Would it take this long, until her and Minerva McGonagall would become a couple? Hermione didn’t think she could wait eight more years, even though she wouldn’t remember anything that had happened over the last days. At least, there was a chance that they would already be together for several years by then, but in the year 2007 somebody would find a magical way that would make it possible for two witches to get children. This thought was somewhat comforting.
“I’ve done everything you told me, Mummy,” Jean reported, and Hermione realized that she wouldn’t hear her silvery voice for many years.
“Very good, my darling.” Only with great difficulty Hermione resisted her impulse to spontaneously elope with the girl. “Do you want me to watch?”
“Yes.“ Jean tried to be brave, but it was clear that she was really frightened. All of a sudden she threw herself back into Hermione’s arms, begging her that she could stay.
Hermione had to gather all her strength not to give in. “I’m sure everything will be fine,” she assured Jean, tenderly stroking her cheek. “Monsieur Foucault wouldn’t have showed you the time turner if he hadn’t been convinced by its reliability. And as soon as you arrive home, you’ll be glad to see everybody again.” Against her own instincts Hermione gently pushed the child away. “Good luck, my darling.”
Jean nodded bravely, touched the spot beneath the numbers with her index finger, and suddenly disappeared.

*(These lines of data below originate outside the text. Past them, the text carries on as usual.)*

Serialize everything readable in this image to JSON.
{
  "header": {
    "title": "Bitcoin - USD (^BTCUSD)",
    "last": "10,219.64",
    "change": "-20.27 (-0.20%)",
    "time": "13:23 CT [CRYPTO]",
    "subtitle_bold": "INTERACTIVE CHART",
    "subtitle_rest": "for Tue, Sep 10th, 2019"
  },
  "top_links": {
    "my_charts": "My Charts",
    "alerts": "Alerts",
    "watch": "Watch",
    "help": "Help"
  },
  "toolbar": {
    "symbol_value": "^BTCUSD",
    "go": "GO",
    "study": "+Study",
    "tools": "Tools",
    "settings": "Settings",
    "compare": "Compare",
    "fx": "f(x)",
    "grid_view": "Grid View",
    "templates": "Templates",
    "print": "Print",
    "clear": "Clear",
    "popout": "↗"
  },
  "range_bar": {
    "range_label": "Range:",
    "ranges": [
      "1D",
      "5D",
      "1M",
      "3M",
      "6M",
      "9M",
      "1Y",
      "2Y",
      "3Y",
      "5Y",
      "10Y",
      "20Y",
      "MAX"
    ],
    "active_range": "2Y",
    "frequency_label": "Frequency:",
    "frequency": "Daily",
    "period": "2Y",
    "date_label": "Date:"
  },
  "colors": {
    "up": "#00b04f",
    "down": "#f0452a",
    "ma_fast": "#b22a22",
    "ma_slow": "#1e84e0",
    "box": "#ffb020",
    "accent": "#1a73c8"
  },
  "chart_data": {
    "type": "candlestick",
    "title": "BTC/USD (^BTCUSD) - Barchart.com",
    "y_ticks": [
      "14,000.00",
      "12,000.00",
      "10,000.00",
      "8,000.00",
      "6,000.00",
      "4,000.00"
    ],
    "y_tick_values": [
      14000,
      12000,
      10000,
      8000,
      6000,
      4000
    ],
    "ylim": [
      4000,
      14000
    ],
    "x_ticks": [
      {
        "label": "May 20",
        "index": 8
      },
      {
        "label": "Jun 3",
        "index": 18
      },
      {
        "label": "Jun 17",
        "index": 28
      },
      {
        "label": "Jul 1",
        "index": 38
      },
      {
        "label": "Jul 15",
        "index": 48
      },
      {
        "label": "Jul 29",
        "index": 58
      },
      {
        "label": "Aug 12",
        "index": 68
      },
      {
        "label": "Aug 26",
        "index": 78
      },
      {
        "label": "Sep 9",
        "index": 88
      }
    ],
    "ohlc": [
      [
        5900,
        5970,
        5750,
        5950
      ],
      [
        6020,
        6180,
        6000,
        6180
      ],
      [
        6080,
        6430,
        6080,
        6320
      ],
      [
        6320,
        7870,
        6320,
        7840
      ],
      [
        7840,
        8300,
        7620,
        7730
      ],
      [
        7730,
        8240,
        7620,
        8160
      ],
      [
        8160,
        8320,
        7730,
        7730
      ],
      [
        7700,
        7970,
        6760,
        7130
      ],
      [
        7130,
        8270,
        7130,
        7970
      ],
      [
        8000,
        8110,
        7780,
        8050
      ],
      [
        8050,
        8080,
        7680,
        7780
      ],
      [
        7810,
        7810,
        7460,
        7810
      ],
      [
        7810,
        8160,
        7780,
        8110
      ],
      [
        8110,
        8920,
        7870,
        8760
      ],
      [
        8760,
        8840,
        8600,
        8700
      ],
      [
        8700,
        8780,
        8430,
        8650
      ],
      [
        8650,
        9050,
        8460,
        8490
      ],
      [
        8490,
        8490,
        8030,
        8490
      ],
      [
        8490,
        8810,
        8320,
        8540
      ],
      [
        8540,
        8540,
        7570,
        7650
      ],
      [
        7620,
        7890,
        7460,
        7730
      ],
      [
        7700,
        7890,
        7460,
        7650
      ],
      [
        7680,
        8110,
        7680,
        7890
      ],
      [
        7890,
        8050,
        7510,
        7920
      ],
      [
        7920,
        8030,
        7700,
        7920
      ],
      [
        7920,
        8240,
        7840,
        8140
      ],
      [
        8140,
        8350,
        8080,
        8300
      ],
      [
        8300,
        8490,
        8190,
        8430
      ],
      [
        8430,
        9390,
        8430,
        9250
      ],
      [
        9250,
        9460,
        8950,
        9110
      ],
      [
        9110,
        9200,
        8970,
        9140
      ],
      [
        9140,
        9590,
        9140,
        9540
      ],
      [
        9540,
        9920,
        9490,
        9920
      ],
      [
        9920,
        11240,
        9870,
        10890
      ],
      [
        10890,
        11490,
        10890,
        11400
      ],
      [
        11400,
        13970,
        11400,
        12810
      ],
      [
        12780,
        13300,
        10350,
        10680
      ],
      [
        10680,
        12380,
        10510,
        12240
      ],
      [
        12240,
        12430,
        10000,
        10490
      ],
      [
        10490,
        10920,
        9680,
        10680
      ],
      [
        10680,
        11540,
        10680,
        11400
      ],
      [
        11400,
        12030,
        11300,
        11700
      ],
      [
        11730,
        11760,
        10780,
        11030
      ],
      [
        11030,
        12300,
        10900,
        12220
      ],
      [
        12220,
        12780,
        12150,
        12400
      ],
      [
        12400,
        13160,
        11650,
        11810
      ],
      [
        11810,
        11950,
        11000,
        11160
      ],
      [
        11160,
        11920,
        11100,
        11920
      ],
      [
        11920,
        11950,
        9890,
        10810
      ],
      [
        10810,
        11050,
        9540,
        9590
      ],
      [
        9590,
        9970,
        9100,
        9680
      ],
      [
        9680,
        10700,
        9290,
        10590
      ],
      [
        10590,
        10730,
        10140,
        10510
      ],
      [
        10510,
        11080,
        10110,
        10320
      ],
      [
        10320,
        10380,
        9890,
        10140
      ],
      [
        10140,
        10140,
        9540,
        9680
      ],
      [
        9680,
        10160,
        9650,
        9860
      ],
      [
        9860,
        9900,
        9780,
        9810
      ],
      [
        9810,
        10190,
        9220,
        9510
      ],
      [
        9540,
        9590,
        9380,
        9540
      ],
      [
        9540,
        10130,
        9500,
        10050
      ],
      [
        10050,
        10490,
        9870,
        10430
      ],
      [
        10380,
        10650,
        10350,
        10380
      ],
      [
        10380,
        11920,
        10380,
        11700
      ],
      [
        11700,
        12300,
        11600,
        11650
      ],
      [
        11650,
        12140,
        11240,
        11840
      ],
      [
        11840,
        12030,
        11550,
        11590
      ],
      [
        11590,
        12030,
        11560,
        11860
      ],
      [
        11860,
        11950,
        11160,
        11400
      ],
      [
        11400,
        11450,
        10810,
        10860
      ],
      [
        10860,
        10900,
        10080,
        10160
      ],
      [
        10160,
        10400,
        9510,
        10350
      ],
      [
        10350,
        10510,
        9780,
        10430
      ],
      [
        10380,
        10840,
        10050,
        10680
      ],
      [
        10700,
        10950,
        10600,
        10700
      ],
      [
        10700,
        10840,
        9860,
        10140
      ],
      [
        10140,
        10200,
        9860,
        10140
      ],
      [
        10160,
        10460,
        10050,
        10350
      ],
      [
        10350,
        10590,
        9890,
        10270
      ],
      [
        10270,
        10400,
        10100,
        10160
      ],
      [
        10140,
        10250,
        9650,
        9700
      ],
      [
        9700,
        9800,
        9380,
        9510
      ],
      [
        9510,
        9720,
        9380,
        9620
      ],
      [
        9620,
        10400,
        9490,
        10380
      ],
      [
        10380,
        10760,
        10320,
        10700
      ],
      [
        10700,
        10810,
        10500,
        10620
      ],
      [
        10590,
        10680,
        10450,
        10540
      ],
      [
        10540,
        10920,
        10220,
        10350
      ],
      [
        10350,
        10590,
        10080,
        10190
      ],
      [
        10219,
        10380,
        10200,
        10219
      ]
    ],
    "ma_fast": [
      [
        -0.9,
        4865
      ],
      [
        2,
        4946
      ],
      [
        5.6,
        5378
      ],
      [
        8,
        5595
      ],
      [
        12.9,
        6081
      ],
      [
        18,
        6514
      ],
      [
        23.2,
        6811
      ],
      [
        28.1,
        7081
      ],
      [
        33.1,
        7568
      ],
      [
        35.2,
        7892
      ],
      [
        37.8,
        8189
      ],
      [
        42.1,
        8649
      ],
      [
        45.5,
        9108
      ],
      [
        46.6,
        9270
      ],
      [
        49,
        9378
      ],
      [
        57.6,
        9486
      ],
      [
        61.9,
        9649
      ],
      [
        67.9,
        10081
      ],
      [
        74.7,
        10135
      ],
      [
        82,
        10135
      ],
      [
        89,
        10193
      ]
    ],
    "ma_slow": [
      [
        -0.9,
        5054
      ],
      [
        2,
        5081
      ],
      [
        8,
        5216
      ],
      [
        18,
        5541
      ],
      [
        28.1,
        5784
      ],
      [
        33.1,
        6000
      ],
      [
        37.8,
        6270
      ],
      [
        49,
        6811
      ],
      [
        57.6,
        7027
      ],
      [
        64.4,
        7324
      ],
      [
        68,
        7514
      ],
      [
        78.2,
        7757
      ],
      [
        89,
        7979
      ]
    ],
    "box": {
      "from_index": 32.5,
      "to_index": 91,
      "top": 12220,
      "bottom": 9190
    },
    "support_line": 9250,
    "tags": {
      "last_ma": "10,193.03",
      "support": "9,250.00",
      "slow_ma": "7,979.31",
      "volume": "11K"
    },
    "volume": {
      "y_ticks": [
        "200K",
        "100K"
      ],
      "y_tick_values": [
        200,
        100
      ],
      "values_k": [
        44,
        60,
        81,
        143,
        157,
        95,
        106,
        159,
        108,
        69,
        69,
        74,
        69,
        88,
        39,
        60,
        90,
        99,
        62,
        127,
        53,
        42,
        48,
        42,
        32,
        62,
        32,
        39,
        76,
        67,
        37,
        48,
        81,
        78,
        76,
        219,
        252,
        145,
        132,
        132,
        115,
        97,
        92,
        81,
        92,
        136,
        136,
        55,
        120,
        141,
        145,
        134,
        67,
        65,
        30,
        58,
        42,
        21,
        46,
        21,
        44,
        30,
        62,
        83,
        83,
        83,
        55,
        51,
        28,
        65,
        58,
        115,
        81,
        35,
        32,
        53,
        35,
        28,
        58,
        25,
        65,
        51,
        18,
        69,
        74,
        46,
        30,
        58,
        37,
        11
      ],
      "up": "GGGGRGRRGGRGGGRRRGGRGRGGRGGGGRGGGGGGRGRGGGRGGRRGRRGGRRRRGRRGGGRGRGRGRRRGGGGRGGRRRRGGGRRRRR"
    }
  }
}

Hermione stared at the spot where Jean had just stood for several more minutes. Then she pulled herself together, and with mechanical moves she removed all traces of Jean in the hospital room.
Afterwards, she cast a memory spell on Madam Pomfrey and walked back to Professor McGonagall’s office. Inside of her everything felt empty, numb and bleak.
Professor McGonagall was still standing at the window, as if she hadn’t moved from there at all. She turned around when she heard Hermione entering her office and took a deep breath after her silent question had been answered with a nod. “It’s time then,” Professor McGonagall whispered, stepping towards Hermione.
Hermione thought of the way her slender hands had felt on her back and the soft lips on her mouth. Without thinking, she wrapped her arms around the older woman, never wanting to let her go.
Professor McGonagall gently ran her fingers over her back, and for a while they just stood there without moving. “Thank you for everything,” Professor McGonagall said softly. “I’m really looking forward to a future with you.”
Eventually, the two women loosened their embrace and stood opposite to another like in a duel. The younger one with tears on her cheeks and a determined expression on her face, the older one with a dignified posture and quivering lips. At the same time and with the same sweeping move, as if connected by an invisible bond, they both raised her wands, pointing at each other:
I couldn’t write this at the beginning because it would have given too much away: The idea of a future daughter for HGMM isn’t mine. It was mentioned in a nice story named “A Paradox named Siobhan” by tanithw. This story is very different though. Thank you very much for the inspiration, tanithw, whoever and wherever you are.